Education: Graduated from Oxford University.
Home—Spain. Agent—Capel & Land, Ltd., 29 Wardour St., London W1D 6PS, England. E-mail—[email protected]
Journalist. Guardian, London, England, correspondent in Spain.
Ghosts of Spain: Travels through a Country's Hidden Past (nonfiction), Faber & Faber (London, England), 2006.
Catherine of Aragon (biography), Faber & Faber (London, England), 2008.
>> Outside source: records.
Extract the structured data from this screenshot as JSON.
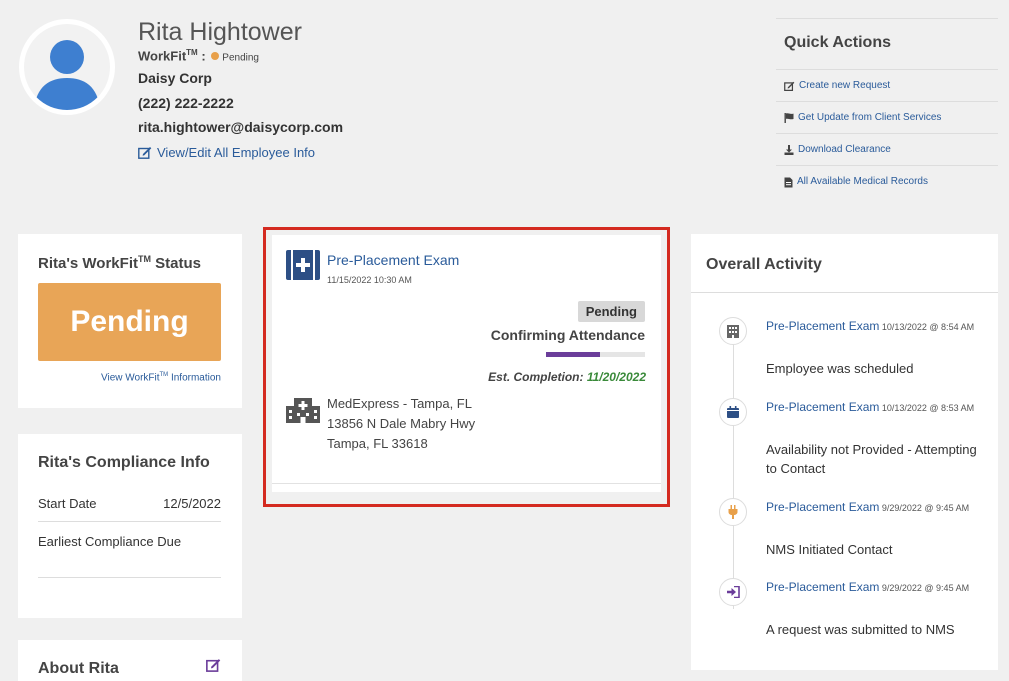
{
  "profile": {
    "name": "Rita Hightower",
    "workfit_label": "WorkFit",
    "workfit_tm": "TM",
    "workfit_sep": " :",
    "workfit_status": "Pending",
    "company": "Daisy Corp",
    "phone": "(222) 222-2222",
    "email": "rita.hightower@daisycorp.com",
    "view_edit_link": "View/Edit All Employee Info",
    "status_color": "#e8a04a"
  },
  "quick_actions": {
    "title": "Quick Actions",
    "items": [
      {
        "label": "Create new Request",
        "icon": "edit-icon"
      },
      {
        "label": "Get Update from Client Services",
        "icon": "flag-icon"
      },
      {
        "label": "Download Clearance",
        "icon": "download-icon"
      },
      {
        "label": "All Available Medical Records",
        "icon": "document-icon"
      }
    ]
  },
  "status_card": {
    "title_prefix": "Rita's ",
    "title_brand": "WorkFit",
    "title_tm": "TM",
    "title_suffix": " Status",
    "status": "Pending",
    "link_prefix": "View WorkFit",
    "link_tm": "TM",
    "link_suffix": " Information",
    "status_color": "#e8a557"
  },
  "compliance": {
    "title": "Rita's Compliance Info",
    "start_label": "Start Date",
    "start_value": "12/5/2022",
    "earliest_label": "Earliest Compliance Due"
  },
  "about": {
    "title": "About Rita"
  },
  "exam": {
    "title": "Pre-Placement Exam",
    "datetime": "11/15/2022 10:30 AM",
    "badge": "Pending",
    "step": "Confirming Attendance",
    "progress": 0.55,
    "est_label": "Est. Completion: ",
    "est_date": "11/20/2022",
    "location": {
      "name": "MedExpress - Tampa, FL",
      "street": "13856 N Dale Mabry Hwy",
      "city": "Tampa, FL 33618"
    }
  },
  "activity": {
    "title": "Overall Activity",
    "items": [
      {
        "title": "Pre-Placement Exam",
        "meta": " 10/13/2022 @ 8:54 AM",
        "desc": "Employee was scheduled",
        "icon": "building-icon"
      },
      {
        "title": "Pre-Placement Exam",
        "meta": " 10/13/2022 @ 8:53 AM",
        "desc": "Availability not Provided - Attempting to Contact",
        "icon": "calendar-icon"
      },
      {
        "title": "Pre-Placement Exam",
        "meta": " 9/29/2022 @ 9:45 AM",
        "desc": "NMS Initiated Contact",
        "icon": "plug-icon"
      },
      {
        "title": "Pre-Placement Exam",
        "meta": " 9/29/2022 @ 9:45 AM",
        "desc": "A request was submitted to NMS",
        "icon": "sign-in-icon"
      }
    ]
  }
}
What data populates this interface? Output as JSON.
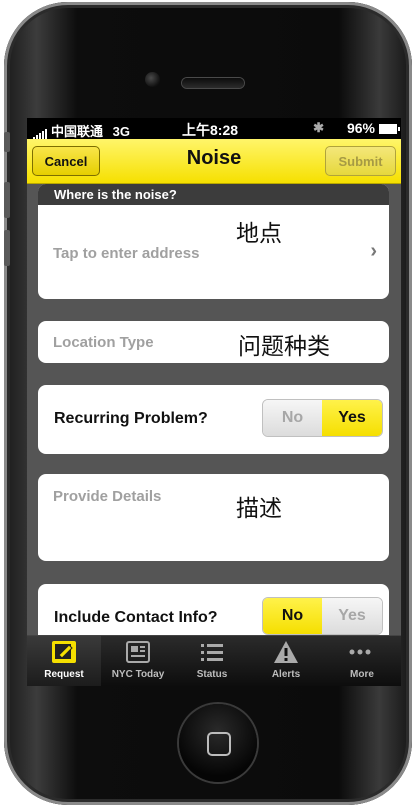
{
  "status": {
    "carrier": "中国联通",
    "network": "3G",
    "time": "上午8:28",
    "battery": "96%"
  },
  "nav": {
    "cancel": "Cancel",
    "title": "Noise",
    "submit": "Submit"
  },
  "location": {
    "header": "Where is the noise?",
    "placeholder": "Tap to enter address",
    "annotation": "地点"
  },
  "location_type": {
    "placeholder": "Location Type",
    "annotation": "问题种类"
  },
  "recurring": {
    "label": "Recurring Problem?",
    "no": "No",
    "yes": "Yes",
    "selected": "Yes"
  },
  "details": {
    "placeholder": "Provide Details",
    "annotation": "描述"
  },
  "contact": {
    "label": "Include Contact Info?",
    "no": "No",
    "yes": "Yes",
    "selected": "No"
  },
  "tabs": [
    {
      "label": "Request",
      "icon": "compose-icon",
      "active": true
    },
    {
      "label": "NYC Today",
      "icon": "newspaper-icon",
      "active": false
    },
    {
      "label": "Status",
      "icon": "list-icon",
      "active": false
    },
    {
      "label": "Alerts",
      "icon": "warning-icon",
      "active": false
    },
    {
      "label": "More",
      "icon": "more-dots-icon",
      "active": false
    }
  ],
  "colors": {
    "accent": "#f5df00",
    "background": "#555555"
  }
}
Giles Tremlett is an Englishman who has lived and worked as a journalist in Spain for many years. His first book, Ghosts of Spain: Travels through a Country's Hidden Past, gives a sense of the country's history and its many paradoxes, as experienced by Tremlett. He comments on the vast differences between Spanish and British traditions of childrearing —stating that Spanish children are treated as treasures, while British children have often been largely ignored by their parents—and notes that atypically, Spanish teenagers report being extremely happy with their families. Overall, the country seems to have a forward-looking attitude and to be prospering. Yet Tremlett's book also explore's Spain's dark side. During the 1930s, civil war tore at the nation; there were atrocities and massacres committed on both sides, and in the end, a dictatorship was established, with its own long list of cruel and unjust acts. Yet, once the dictatorship of Francisco Franco was abolished in the 1970s, the Spanish population as a whole seemed largely determined to forget about the past and move ahead. As more years passed and evidence of past crimes came to light—including the discovery of mass graves full of war victims—old divisions inevitably began to resurface. Tremlett offers his opinion that Spain still suffers because of her collective denial of the past several decades. He examines the philosophies and stances of various ethnic groups within Spain (such as the Basques, Catalans, and Galacians), and explores the repercussions of past war crimes and how they affect current generations. He paints a picture of the Spanish national character, including their surprising tendency to hypochondriac behavior, and their meekness in the face of medical practitioners. He also takes in recent historical events, such as the 2004 train bombing in Madrid.
"There is more sunshine than ghostliness in this vivid and sensitive book, which will interpret Spain to present-day visitors as Gerald Brenan and V.S. Pritchett did for former generations," commented Christopher Howse in the Spectator. William Grimes, writing for the New York Times, also recommended the book as "a highly informative, well-written introduction to post-Franco Spain." Library Journal contributor Linda M. Kaufmann summarized Ghosts of Spain as "a provocative and vividly written book that is part history, part political and social commentary, and part love letter."
BIOGRAPHICAL AND CRITICAL SOURCES:
Tremlett, Giles, Ghosts of Spain: Travels through a Country's Hidden Past, Faber & Faber (London, England), 2006.
Library Journal, February 15, 2007, Linda M. Kaufmann, review of Ghosts of Spain, p. 140.
Morning Edition, July 17, 2002, "Interview: Giles Tremlett Talks about the Arrest in Spain of Three Suspected Al-Qaeda Operatives."
New York Times, February 21, 2007, William Grimes, review of Ghosts of Spain, p. 10.
New York Times Book Review, April 1, 2007, Sarah Wildman, review of Ghosts of Spain, p. 9.
Spectator, March 18, 2006, Christopher Howse, "Coming to Terms with the Past," p. 50.
Guardian Unlimited,http://books.guardian.co.uk/ (March 19, 2006), Jason Webster, review of Ghosts of Spain.
Life of Zhisou,http://mrzhisou.wordpress.com/ (September 1, 2006), review of Ghosts of Spain.